The October wedding blitz might be behind us, but weddings are still being canceled and rescheduled as the year tapers off (and, unfortunately, we’re looking at more of the same in 2021…).
In the bustle to replan, reschedule, and rehire, it’s crucial not to overlook the one thing that actually makes any of this legal: the marriage license. If your wedding plans changed due to Covid-19, read on for what you absolutely need to do before saying “I do.”
The recommendations in this article are for informational purposes only and are not intended as legal counsel.
First thing’s first: Did your marriage license expire? Aren’t sure? If you’ve postponed and are in a replanning phase, check this pronto. In many states, you have 60 days from when you apply for the license to the date you say your vows before the license expires. So, if you’ve bumped your date from, say, July to November, you might need to reapply as your license might no longer be valid in your state. In other states, such as Mississippi, it never expires. Since this varies by state, be sure to get up to snuff on the details of yours.
Whatever you do, do not lock things in with any new vendors you may have fallen in love with for your new elopement or intimate ceremony until you know if your marriage license will still be valid on your new date. If not, get things squared away at the courthouse first.
Did you switch the state in which you’re having your legal union? If you’re in a hurry to elope, know that you need to get married in the state where you apply for your marriage license—marriage licenses don’t transfer from state to state.
For instance, if you live in Phoenix, you can’t apply for a marriage license in Arizona, then head to California with hopes of making your union legal in the Golden State.
Cement this to memory: You must apply for your marriage license in the state in which you intend on getting legally married.
Then, your marriage license gets filed in the state—and, in some cases, the county—you get married in, not the state you reside in. This applies to all 50 states. If you elope in Vegas, your marriage license will get filed in the marriage bureau there (along with millions of others, including Elvis’s).
And to clear up a ton of confusion, you don’t need to be a resident of the state where you’re eloping in order to get married there.
In a rush to do the damn thing? In the U.S., laws regarding the waiting period vary by state. The waiting period is the time between when you apply for the marriage license and when it’s issued. In many states, there’s no waiting period, so you can apply for the marriage license and get married on the same day (hello, Las Vegas). In others, the waiting period can be waived under certain circumstances; New Orleans, for instance, will waive its 24-hour waiting period if you’re both residents of Louisiana.
As weddings become smaller and much more intimate, many couples are opting to have a family member or close friend officiate their ceremony. This makes for a truly touching experience, and today it’s pretty simple to become an officiant online. Sites such as American Marriage Ministries offer free online ordination and tons of helpful resources (yours truly got ordained through AMM).

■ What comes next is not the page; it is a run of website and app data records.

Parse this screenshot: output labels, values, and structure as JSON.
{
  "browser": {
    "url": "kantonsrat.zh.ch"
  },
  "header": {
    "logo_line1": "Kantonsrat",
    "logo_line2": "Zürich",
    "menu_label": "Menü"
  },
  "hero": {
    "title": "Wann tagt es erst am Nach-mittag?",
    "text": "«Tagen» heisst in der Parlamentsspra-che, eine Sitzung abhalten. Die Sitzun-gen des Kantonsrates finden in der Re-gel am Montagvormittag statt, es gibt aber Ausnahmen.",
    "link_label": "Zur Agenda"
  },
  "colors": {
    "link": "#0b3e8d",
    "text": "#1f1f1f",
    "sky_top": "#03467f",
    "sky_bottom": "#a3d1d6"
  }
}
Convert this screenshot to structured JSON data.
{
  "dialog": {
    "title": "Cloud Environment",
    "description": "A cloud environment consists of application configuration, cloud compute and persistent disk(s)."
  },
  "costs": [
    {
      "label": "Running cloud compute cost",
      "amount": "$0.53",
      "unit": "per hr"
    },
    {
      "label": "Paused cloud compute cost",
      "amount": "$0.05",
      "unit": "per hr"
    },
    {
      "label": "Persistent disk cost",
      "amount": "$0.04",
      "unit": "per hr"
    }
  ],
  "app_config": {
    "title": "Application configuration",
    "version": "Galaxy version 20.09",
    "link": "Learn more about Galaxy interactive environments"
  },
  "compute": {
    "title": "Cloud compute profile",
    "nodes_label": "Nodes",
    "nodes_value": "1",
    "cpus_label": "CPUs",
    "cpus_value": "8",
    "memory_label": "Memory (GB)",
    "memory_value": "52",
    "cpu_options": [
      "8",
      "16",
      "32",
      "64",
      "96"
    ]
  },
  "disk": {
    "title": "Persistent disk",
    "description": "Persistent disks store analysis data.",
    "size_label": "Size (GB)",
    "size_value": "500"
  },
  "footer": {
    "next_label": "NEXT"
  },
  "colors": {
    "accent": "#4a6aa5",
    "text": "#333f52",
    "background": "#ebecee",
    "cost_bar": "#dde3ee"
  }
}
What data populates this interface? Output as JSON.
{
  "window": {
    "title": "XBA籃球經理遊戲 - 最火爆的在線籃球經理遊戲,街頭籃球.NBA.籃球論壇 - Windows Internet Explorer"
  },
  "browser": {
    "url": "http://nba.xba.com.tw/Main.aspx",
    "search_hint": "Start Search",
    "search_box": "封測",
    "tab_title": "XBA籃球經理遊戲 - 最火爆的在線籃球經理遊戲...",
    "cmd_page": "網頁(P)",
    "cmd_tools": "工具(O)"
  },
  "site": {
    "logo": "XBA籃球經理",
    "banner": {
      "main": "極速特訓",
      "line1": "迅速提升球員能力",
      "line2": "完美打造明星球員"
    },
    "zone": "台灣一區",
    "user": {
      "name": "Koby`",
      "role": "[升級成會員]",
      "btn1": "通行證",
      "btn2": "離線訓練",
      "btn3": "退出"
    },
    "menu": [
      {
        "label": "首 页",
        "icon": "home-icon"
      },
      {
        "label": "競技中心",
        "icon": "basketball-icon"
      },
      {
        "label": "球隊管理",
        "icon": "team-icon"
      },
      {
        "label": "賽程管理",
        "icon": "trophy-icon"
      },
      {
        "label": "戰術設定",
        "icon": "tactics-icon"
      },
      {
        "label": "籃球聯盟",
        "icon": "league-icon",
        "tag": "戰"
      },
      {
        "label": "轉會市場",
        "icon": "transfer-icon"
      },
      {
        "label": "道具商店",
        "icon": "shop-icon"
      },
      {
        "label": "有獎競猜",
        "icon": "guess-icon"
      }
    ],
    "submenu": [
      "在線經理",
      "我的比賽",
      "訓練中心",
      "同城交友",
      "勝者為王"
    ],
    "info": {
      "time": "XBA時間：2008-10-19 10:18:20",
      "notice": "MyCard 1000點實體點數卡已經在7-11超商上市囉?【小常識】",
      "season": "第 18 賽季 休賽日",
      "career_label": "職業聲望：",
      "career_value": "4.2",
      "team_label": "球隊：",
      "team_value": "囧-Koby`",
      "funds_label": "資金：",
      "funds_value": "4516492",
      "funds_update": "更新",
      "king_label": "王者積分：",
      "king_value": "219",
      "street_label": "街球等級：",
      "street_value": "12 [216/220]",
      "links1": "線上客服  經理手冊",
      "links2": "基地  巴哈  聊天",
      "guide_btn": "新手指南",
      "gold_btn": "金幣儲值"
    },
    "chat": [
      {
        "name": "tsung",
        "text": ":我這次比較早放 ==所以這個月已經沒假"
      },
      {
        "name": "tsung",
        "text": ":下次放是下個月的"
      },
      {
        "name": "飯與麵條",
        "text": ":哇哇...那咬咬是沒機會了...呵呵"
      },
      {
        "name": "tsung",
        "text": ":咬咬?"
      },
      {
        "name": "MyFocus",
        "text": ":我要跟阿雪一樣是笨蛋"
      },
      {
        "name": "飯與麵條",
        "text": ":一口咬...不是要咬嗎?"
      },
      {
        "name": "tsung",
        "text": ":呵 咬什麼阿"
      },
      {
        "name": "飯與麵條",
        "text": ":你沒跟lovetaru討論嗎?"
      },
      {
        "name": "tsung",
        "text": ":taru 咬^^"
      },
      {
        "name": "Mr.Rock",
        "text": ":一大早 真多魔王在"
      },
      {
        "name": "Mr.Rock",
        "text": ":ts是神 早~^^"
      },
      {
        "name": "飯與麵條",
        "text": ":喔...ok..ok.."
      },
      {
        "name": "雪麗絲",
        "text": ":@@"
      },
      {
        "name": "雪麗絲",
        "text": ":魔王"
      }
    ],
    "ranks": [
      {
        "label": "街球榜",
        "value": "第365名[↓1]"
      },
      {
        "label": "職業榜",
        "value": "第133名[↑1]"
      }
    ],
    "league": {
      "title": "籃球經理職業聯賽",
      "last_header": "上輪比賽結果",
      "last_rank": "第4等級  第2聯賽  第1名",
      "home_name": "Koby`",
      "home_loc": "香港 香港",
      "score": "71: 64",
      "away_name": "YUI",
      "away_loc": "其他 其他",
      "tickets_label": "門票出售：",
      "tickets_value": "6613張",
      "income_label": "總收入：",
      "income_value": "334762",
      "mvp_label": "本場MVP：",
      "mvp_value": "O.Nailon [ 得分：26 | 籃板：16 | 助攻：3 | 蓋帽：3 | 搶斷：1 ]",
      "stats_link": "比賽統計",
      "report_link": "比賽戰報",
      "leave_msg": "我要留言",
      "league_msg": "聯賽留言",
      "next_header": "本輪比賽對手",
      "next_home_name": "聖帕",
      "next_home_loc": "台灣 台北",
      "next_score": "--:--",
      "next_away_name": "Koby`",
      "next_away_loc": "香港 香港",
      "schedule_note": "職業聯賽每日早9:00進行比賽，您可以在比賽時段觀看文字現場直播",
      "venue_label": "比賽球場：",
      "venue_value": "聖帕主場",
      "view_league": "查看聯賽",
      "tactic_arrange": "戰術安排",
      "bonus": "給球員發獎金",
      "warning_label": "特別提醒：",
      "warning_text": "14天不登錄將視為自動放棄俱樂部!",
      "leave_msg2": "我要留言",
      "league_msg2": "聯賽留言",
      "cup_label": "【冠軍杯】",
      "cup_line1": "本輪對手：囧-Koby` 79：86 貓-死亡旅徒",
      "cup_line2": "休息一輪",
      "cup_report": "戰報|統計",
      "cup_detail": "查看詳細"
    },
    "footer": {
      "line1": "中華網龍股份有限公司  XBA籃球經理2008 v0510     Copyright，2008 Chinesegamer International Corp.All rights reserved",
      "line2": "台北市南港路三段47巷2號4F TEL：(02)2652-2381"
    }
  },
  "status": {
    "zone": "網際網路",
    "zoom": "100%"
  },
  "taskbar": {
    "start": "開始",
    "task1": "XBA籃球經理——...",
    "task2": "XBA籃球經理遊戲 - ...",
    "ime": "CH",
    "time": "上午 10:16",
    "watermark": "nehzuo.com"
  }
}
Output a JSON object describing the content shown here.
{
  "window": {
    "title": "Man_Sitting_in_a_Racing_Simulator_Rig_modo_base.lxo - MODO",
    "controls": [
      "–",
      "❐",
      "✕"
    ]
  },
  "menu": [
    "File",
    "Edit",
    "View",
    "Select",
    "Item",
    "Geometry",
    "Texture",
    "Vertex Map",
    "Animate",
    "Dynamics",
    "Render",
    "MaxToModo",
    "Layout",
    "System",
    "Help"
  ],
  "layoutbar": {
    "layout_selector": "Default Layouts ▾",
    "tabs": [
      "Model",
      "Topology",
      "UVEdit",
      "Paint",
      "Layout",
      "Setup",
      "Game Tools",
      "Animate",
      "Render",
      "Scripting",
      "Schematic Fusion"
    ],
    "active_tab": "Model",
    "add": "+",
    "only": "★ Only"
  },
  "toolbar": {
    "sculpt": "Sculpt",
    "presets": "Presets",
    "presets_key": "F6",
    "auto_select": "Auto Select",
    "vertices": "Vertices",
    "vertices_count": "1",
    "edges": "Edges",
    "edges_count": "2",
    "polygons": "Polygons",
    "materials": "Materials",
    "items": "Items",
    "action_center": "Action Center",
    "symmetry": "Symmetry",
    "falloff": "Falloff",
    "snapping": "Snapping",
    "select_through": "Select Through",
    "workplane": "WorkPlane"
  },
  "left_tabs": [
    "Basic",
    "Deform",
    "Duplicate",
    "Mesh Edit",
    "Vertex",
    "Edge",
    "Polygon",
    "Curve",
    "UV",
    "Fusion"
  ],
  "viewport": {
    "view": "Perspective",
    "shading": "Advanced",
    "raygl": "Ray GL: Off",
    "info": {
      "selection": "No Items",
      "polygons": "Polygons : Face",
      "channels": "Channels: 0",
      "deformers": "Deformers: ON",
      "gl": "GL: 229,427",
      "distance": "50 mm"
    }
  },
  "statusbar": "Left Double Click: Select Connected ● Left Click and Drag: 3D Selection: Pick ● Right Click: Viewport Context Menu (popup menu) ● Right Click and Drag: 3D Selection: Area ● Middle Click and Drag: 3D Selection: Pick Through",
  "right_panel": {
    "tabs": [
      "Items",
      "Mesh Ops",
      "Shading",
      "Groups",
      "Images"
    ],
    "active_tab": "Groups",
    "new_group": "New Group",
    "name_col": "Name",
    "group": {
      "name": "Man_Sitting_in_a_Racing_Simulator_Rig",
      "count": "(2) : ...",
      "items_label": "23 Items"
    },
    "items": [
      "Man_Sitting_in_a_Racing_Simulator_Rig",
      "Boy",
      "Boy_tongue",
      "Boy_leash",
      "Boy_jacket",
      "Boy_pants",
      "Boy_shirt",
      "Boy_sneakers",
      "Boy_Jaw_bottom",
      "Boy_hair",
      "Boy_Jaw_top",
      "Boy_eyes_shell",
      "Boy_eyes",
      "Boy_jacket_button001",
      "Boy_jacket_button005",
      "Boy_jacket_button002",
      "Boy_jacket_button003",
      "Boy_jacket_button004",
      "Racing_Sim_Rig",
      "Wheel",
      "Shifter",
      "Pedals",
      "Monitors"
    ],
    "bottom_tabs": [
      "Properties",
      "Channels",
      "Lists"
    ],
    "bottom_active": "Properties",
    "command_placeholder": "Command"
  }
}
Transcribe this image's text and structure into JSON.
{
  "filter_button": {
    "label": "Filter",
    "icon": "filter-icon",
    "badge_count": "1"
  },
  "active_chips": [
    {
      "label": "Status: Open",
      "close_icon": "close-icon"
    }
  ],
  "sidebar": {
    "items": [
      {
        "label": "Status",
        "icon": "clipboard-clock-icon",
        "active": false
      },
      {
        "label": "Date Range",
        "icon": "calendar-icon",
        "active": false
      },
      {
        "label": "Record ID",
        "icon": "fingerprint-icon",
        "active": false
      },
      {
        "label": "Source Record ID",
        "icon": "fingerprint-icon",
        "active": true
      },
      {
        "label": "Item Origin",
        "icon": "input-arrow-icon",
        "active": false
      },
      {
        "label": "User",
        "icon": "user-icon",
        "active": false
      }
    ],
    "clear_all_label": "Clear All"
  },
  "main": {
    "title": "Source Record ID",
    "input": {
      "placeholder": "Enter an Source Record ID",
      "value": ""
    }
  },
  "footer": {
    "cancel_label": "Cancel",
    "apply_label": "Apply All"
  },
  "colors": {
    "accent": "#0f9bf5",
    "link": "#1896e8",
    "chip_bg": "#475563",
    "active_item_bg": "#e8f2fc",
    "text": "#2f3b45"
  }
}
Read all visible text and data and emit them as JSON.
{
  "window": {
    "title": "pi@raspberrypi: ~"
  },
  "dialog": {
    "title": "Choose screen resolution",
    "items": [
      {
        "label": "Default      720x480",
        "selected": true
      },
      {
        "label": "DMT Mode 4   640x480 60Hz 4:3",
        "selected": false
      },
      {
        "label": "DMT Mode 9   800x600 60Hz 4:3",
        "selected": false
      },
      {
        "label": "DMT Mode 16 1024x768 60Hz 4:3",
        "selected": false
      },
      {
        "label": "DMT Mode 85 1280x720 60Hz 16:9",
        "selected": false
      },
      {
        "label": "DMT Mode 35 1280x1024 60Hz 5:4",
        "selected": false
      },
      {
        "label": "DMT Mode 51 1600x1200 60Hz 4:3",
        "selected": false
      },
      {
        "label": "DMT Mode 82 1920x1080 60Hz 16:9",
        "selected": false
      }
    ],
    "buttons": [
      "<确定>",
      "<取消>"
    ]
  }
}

It’s important to note, however, that online ordination is not legally recognized in two states, Virginia and Tennessee, for reasons I won’t dive into here. If you intend on getting married in either of these states, you must hire an officiant who has not been ordained online. You can request a list of civil celebrants from the courthouse in the county where you’re marrying, or hire a minister or reverend who has been ordained the old-fashioned way (this is true for every state).
Just be sure that whoever performs the legal union returns the signed marriage license to the courthouse for filing.
One sweet tip to leave you with: Many officiants are now bringing brand-new pens to each ceremony to keep things safe when signing the marriage license. Consider buying a special pen for signing yours, which then becomes an additional memento from your special day. We suggest a calligraphy or fountain pen, which look quite classy in photos.
Always check the state or county website (ending in “.gov”) for the most up-to-date information regarding marriage licenses, as circumstances continue to change due to Covid-19.